● **What you should do**:
The records below are to be written out exactly, with every picture omitted.

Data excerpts
..........

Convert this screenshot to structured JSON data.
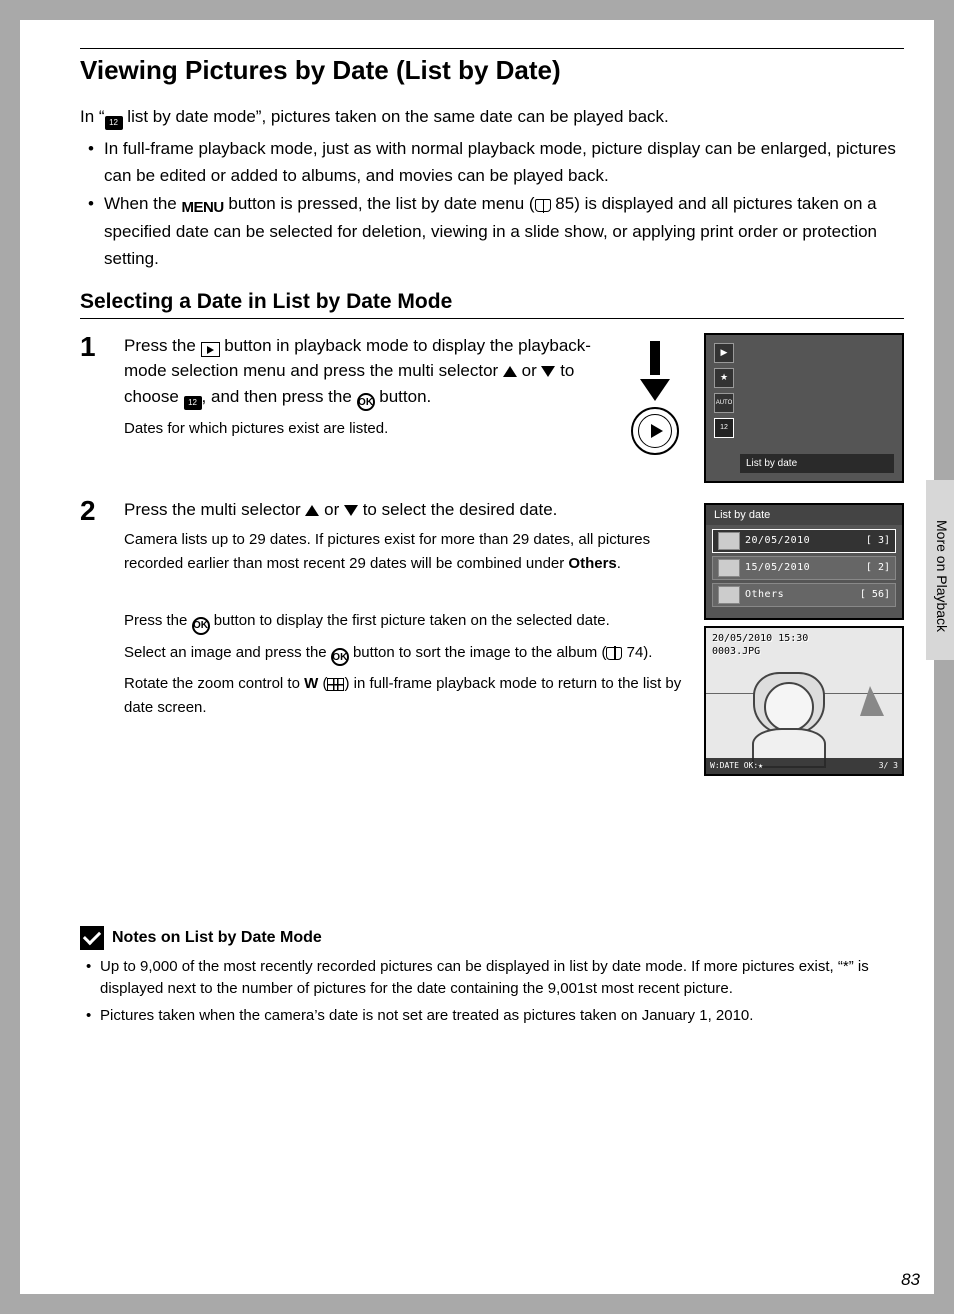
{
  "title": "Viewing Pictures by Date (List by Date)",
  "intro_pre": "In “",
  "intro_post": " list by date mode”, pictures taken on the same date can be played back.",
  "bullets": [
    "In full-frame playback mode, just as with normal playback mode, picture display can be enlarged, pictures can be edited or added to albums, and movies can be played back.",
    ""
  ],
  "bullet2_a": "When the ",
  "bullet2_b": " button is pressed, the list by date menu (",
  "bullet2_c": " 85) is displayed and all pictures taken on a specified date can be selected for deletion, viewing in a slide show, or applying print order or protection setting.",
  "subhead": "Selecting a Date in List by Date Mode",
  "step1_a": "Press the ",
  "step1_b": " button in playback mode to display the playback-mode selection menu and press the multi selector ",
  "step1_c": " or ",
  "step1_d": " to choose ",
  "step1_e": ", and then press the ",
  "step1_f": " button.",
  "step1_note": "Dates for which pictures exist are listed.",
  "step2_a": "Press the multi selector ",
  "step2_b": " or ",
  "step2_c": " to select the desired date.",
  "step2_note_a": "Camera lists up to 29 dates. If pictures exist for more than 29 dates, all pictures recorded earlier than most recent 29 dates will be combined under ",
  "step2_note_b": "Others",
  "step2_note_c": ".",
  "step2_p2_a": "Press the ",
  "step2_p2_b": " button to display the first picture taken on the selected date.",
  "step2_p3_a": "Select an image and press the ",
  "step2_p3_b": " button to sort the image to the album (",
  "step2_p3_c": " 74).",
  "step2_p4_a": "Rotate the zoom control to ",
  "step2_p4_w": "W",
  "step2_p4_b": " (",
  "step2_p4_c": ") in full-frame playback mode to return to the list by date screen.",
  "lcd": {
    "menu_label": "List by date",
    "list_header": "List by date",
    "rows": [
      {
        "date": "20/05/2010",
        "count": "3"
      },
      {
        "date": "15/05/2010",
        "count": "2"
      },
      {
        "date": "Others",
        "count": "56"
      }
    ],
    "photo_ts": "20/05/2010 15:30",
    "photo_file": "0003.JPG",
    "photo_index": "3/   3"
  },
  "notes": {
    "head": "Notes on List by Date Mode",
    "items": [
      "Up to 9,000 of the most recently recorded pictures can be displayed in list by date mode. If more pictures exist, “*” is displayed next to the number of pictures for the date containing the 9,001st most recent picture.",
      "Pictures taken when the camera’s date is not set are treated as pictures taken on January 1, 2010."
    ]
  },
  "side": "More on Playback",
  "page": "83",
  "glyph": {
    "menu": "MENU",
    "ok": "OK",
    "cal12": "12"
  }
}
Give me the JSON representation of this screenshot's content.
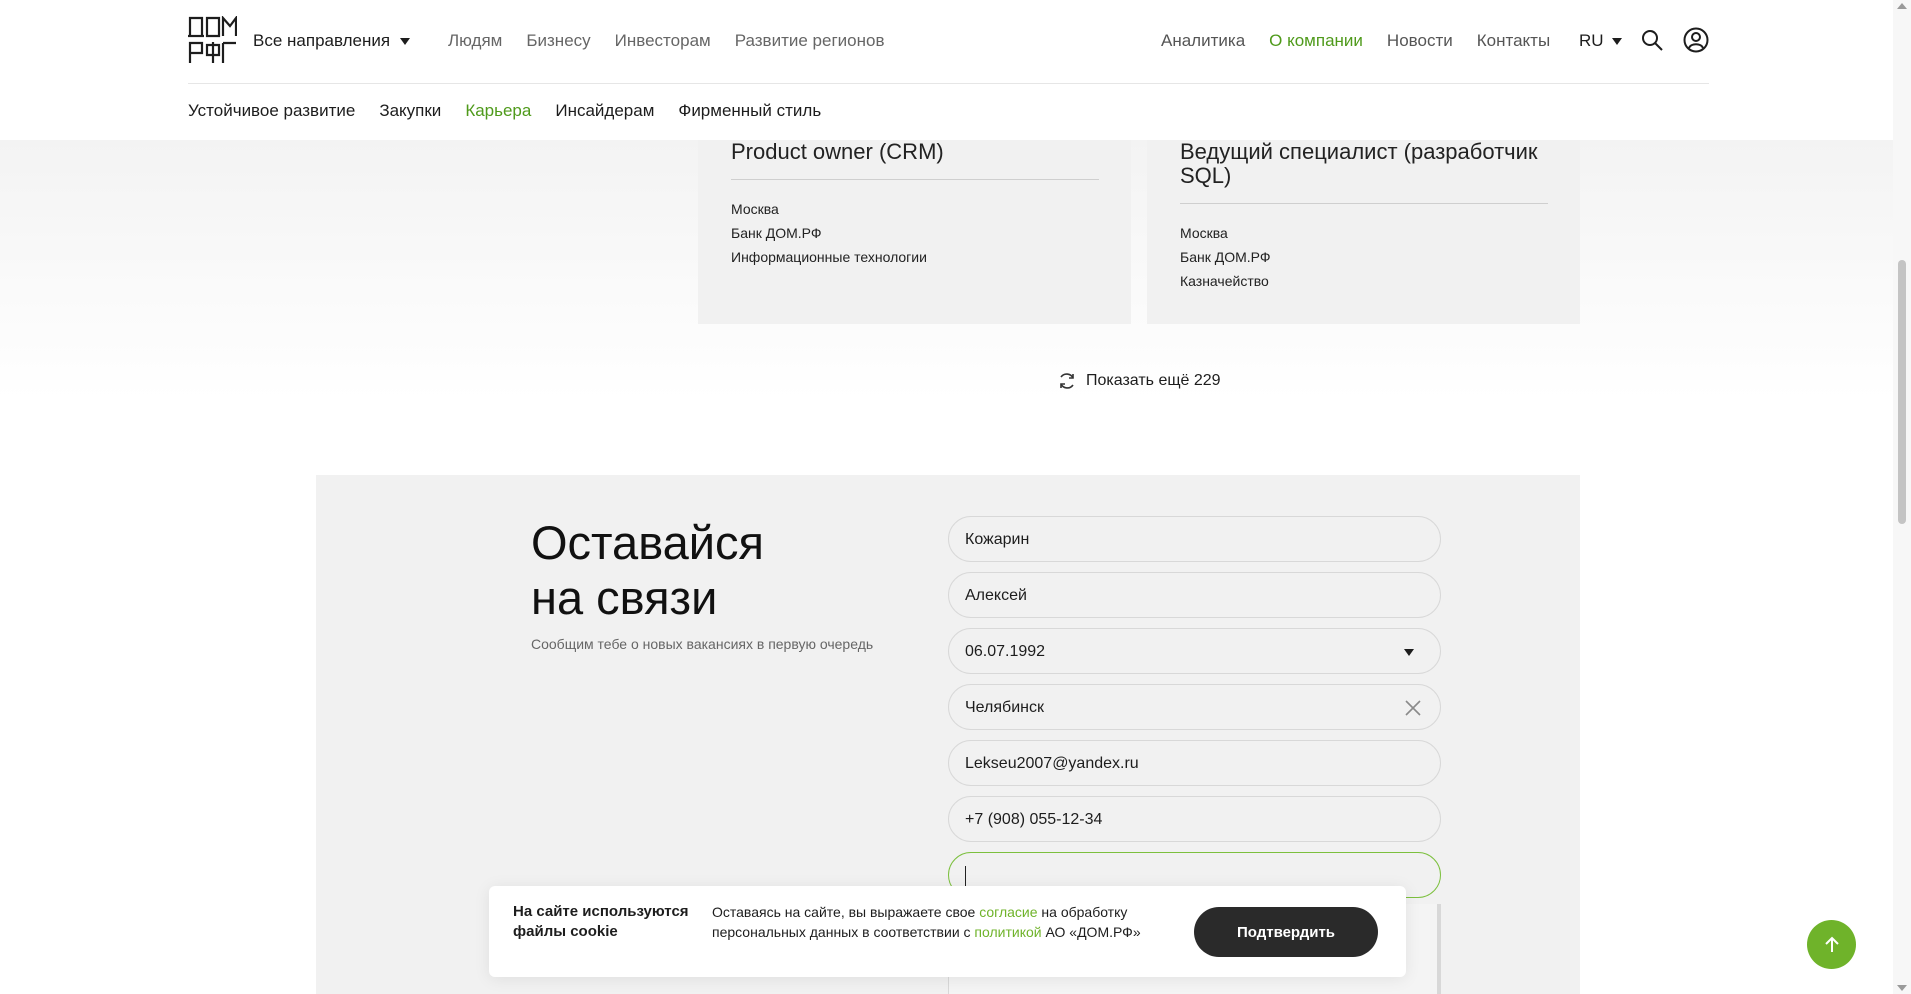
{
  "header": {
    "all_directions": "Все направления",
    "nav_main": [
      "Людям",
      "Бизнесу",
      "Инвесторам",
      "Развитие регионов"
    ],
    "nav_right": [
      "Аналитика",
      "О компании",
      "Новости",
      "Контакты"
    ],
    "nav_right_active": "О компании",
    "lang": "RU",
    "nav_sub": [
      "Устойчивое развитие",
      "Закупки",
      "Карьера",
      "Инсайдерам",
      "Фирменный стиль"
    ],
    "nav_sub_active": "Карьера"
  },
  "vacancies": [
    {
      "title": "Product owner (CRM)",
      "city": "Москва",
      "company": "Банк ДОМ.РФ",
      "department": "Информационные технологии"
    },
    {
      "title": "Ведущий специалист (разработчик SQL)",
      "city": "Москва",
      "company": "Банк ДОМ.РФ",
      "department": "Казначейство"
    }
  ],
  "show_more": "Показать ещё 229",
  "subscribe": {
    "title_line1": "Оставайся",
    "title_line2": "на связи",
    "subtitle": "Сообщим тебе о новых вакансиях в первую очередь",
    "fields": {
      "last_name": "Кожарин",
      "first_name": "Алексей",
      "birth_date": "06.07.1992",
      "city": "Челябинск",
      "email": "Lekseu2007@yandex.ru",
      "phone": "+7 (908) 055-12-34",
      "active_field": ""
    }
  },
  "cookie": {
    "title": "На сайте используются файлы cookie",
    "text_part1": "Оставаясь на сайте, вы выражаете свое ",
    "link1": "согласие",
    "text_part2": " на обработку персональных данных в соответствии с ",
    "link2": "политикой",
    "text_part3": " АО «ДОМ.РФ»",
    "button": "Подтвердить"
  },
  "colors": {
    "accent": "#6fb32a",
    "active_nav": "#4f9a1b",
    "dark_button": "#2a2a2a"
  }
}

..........

● **Answer box**:
Convert this screenshot to structured JSON data.
{
  "title": "Viewing Pictures by Date (List by Date)",
  "intro_pre": "In “",
  "intro_post": " list by date mode”, pictures taken on the same date can be played back.",
  "bullets": [
    "In full-frame playback mode, just as with normal playback mode, picture display can be enlarged, pictures can be edited or added to albums, and movies can be played back.",
    ""
  ],
  "bullet2_a": "When the ",
  "bullet2_b": " button is pressed, the list by date menu (",
  "bullet2_c": " 85) is displayed and all pictures taken on a specified date can be selected for deletion, viewing in a slide show, or applying print order or protection setting.",
  "subhead": "Selecting a Date in List by Date Mode",
  "step1_a": "Press the ",
  "step1_b": " button in playback mode to display the playback-mode selection menu and press the multi selector ",
  "step1_c": " or ",
  "step1_d": " to choose ",
  "step1_e": ", and then press the ",
  "step1_f": " button.",
  "step1_note": "Dates for which pictures exist are listed.",
  "step2_a": "Press the multi selector ",
  "step2_b": " or ",
  "step2_c": " to select the desired date.",
  "step2_note_a": "Camera lists up to 29 dates. If pictures exist for more than 29 dates, all pictures recorded earlier than most recent 29 dates will be combined under ",
  "step2_note_b": "Others",
  "step2_note_c": ".",
  "step2_p2_a": "Press the ",
  "step2_p2_b": " button to display the first picture taken on the selected date.",
  "step2_p3_a": "Select an image and press the ",
  "step2_p3_b": " button to sort the image to the album (",
  "step2_p3_c": " 74).",
  "step2_p4_a": "Rotate the zoom control to ",
  "step2_p4_w": "W",
  "step2_p4_b": " (",
  "step2_p4_c": ") in full-frame playback mode to return to the list by date screen.",
  "lcd": {
    "menu_label": "List by date",
    "list_header": "List by date",
    "rows": [
      {
        "date": "20/05/2010",
        "count": "3"
      },
      {
        "date": "15/05/2010",
        "count": "2"
      },
      {
        "date": "Others",
        "count": "56"
      }
    ],
    "photo_ts": "20/05/2010 15:30",
    "photo_file": "0003.JPG",
    "photo_index": "3/   3"
  },
  "notes": {
    "head": "Notes on List by Date Mode",
    "items": [
      "Up to 9,000 of the most recently recorded pictures can be displayed in list by date mode. If more pictures exist, “*” is displayed next to the number of pictures for the date containing the 9,001st most recent picture.",
      "Pictures taken when the camera’s date is not set are treated as pictures taken on January 1, 2010."
    ]
  },
  "side": "More on Playback",
  "page": "83",
  "glyph": {
    "menu": "MENU",
    "ok": "OK",
    "cal12": "12"
  }
}
Give me the JSON representation of this screenshot's content.
{
  "header": {
    "all_directions": "Все направления",
    "nav_main": [
      "Людям",
      "Бизнесу",
      "Инвесторам",
      "Развитие регионов"
    ],
    "nav_right": [
      "Аналитика",
      "О компании",
      "Новости",
      "Контакты"
    ],
    "nav_right_active": "О компании",
    "lang": "RU",
    "nav_sub": [
      "Устойчивое развитие",
      "Закупки",
      "Карьера",
      "Инсайдерам",
      "Фирменный стиль"
    ],
    "nav_sub_active": "Карьера"
  },
  "vacancies": [
    {
      "title": "Product owner (CRM)",
      "city": "Москва",
      "company": "Банк ДОМ.РФ",
      "department": "Информационные технологии"
    },
    {
      "title": "Ведущий специалист (разработчик SQL)",
      "city": "Москва",
      "company": "Банк ДОМ.РФ",
      "department": "Казначейство"
    }
  ],
  "show_more": "Показать ещё 229",
  "subscribe": {
    "title_line1": "Оставайся",
    "title_line2": "на связи",
    "subtitle": "Сообщим тебе о новых вакансиях в первую очередь",
    "fields": {
      "last_name": "Кожарин",
      "first_name": "Алексей",
      "birth_date": "06.07.1992",
      "city": "Челябинск",
      "email": "Lekseu2007@yandex.ru",
      "phone": "+7 (908) 055-12-34",
      "active_field": ""
    }
  },
  "cookie": {
    "title": "На сайте используются файлы cookie",
    "text_part1": "Оставаясь на сайте, вы выражаете свое ",
    "link1": "согласие",
    "text_part2": " на обработку персональных данных в соответствии с ",
    "link2": "политикой",
    "text_part3": " АО «ДОМ.РФ»",
    "button": "Подтвердить"
  },
  "colors": {
    "accent": "#6fb32a",
    "active_nav": "#4f9a1b",
    "dark_button": "#2a2a2a"
  }
}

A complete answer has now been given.